What do modern students want in a textbook? Writers want to know.

I was intrigued by an article in Research Information, a newsletter for libraries and publishers. “The rise and rise of e-reading” discussed the growth in electronic textbooks and articles. As a writer I have been intrigued by the potential for embedding interactive components and live links in texts, but disappointed to find that such materials are more typically relegated to a companion website. In my previous faculty role, I noticed a gap between the university’s enthusiasm for adopting e-books, and my students’ preference for paper textbooks. As a reader, I prefer e-books when I read for enjoyment, but usually like paper when I am working with textbooks. I thought I’d dig a bit more, and share what I discover with you, my fellow writers.

What did publishers say in “The rise and rise of e-reading”?

Is digital really better than print? Authors share their perspective

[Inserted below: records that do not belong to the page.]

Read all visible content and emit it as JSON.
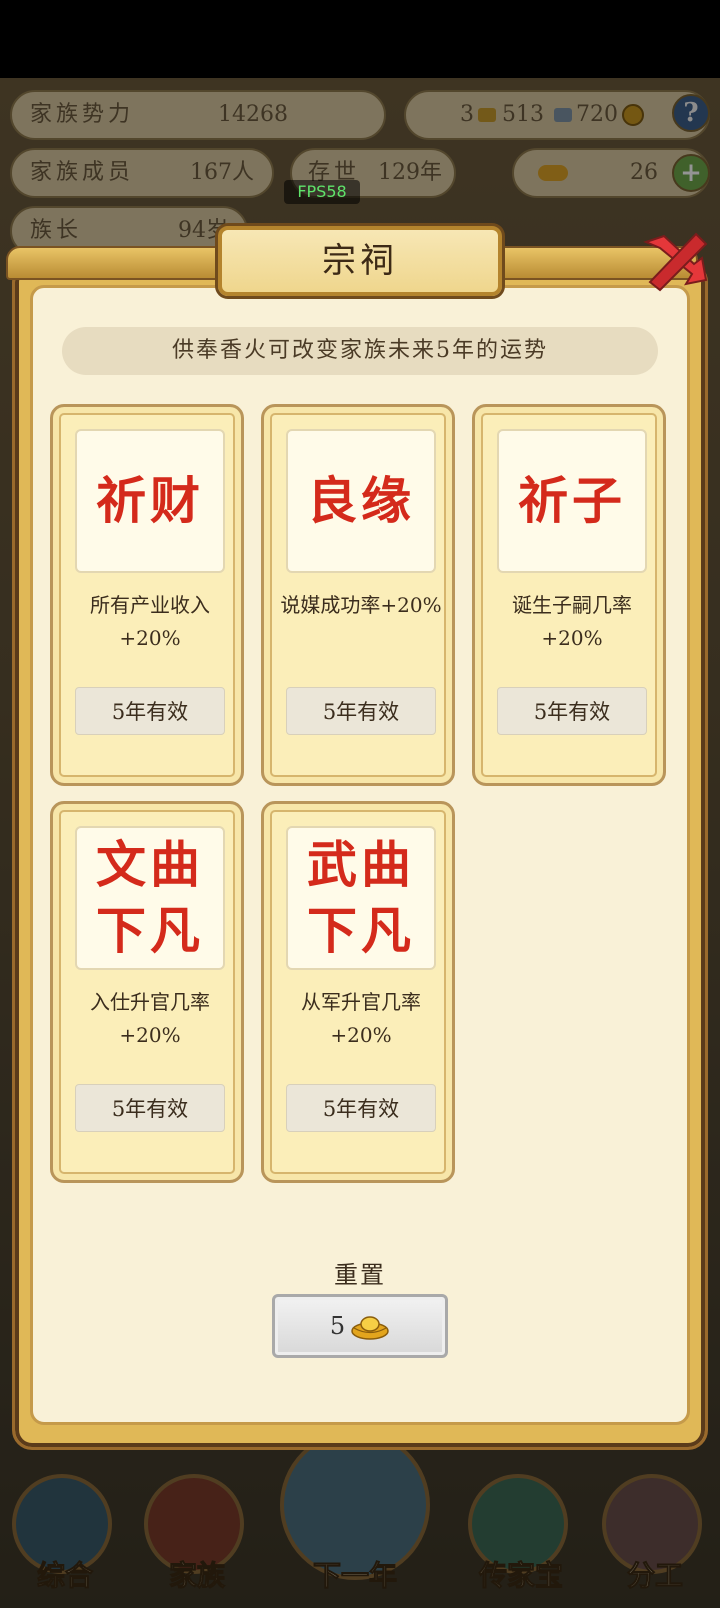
{
  "background": {
    "stats": {
      "power_label": "家族势力",
      "power_value": "14268",
      "members_label": "家族成员",
      "members_value": "167人",
      "years_label": "存世",
      "years_value": "129年",
      "age_label": "族长",
      "age_value": "94岁",
      "res1": "3",
      "res2": "513",
      "res3": "720",
      "gold_value": "26"
    },
    "nav": [
      "综合",
      "家族",
      "下一年",
      "传家宝",
      "分工"
    ]
  },
  "fps": "FPS58",
  "modal": {
    "title": "宗祠",
    "subtitle": "供奉香火可改变家族未来5年的运势",
    "cards": [
      {
        "name": "祈财",
        "desc": "所有产业收入+20%",
        "duration": "5年有效"
      },
      {
        "name": "良缘",
        "desc": "说媒成功率+20%",
        "duration": "5年有效"
      },
      {
        "name": "祈子",
        "desc": "诞生子嗣几率+20%",
        "duration": "5年有效"
      },
      {
        "name": "文曲下凡",
        "desc": "入仕升官几率+20%",
        "duration": "5年有效"
      },
      {
        "name": "武曲下凡",
        "desc": "从军升官几率+20%",
        "duration": "5年有效"
      }
    ],
    "reset_label": "重置",
    "reset_cost": "5"
  },
  "icons": {
    "close": "close-icon",
    "gold_ingot": "gold-ingot-icon",
    "help": "help-icon",
    "add": "add-icon"
  },
  "colors": {
    "card_title": "#d42a1b",
    "panel": "#f9f1d7",
    "frame_gold": "#e0b857"
  }
}
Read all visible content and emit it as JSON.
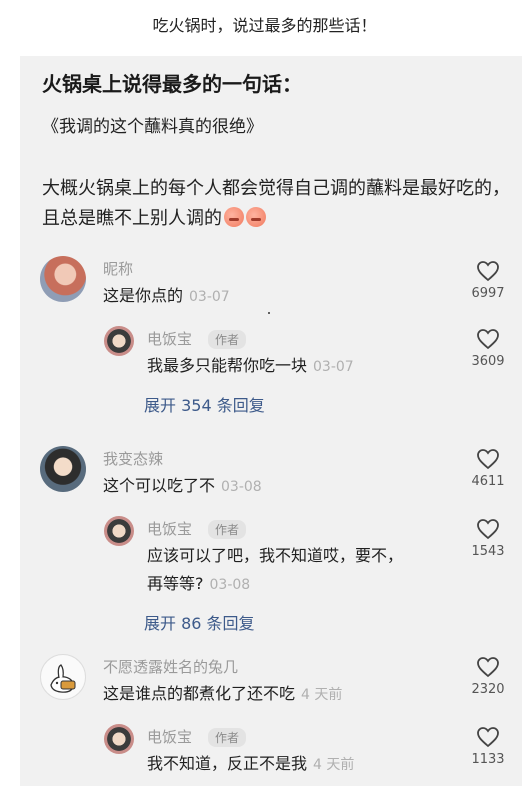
{
  "caption": "吃火锅时，说过最多的那些话！",
  "post": {
    "title": "火锅桌上说得最多的一句话：",
    "quote": "《我调的这个蘸料真的很绝》",
    "body": "大概火锅桌上的每个人都会觉得自己调的蘸料是最好吃的，且总是瞧不上别人调的"
  },
  "comments": [
    {
      "user": "昵称",
      "text": "这是你点的",
      "date": "03-07",
      "likes": "6997",
      "reply": {
        "user": "电饭宝",
        "tag": "作者",
        "text": "我最多只能帮你吃一块",
        "date": "03-07",
        "likes": "3609"
      },
      "expand": "展开 354 条回复"
    },
    {
      "user": "我变态辣",
      "text": "这个可以吃了不",
      "date": "03-08",
      "likes": "4611",
      "reply": {
        "user": "电饭宝",
        "tag": "作者",
        "text": "应该可以了吧，我不知道哎，要不，",
        "text2": "再等等?",
        "date": "03-08",
        "likes": "1543"
      },
      "expand": "展开 86 条回复"
    },
    {
      "user": "不愿透露姓名的兔几",
      "text": "这是谁点的都煮化了还不吃",
      "date": "4 天前",
      "likes": "2320",
      "reply": {
        "user": "电饭宝",
        "tag": "作者",
        "text": "我不知道，反正不是我",
        "date": "4 天前",
        "likes": "1133"
      }
    }
  ]
}
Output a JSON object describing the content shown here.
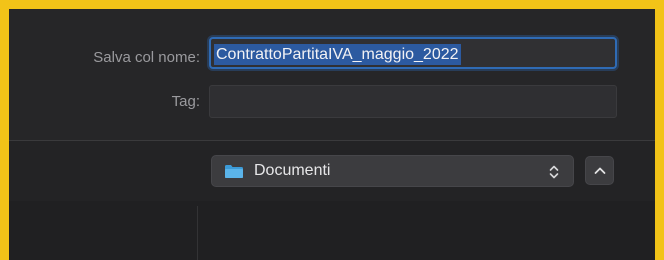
{
  "save_dialog": {
    "save_as_label": "Salva col nome:",
    "filename": "ContrattoPartitaIVA_maggio_2022",
    "tags_label": "Tag:",
    "tags_value": "",
    "location": {
      "label": "Documenti",
      "icon": "folder-icon"
    },
    "expand_icon": "chevron-up-icon"
  },
  "colors": {
    "frame_border": "#f2c318",
    "background": "#262628",
    "focus_ring": "#2f6bb5",
    "selection": "#2c5aa0",
    "folder_icon": "#3c9bd8"
  }
}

While the debate over print versus digital textbooks (etextbooks) is not new, the content of that debate has shifted in recent years to which is a more effective learning tool for students. As publishers, instructors and students push towards offering more digital textbooks and learning products, will the benefits outweigh the negatives? Several studies have found that it not only takes readers longer to read text on a screen, they tend to skim much more and thus absorb and retain less information than reading from a physical book. Other etextbook readers have reported the tendency to multi-task while reading. One study reported that 90% of students said they were more likely to multi-task when reading onscreen versus 1% who said they multi-task when reading a print book.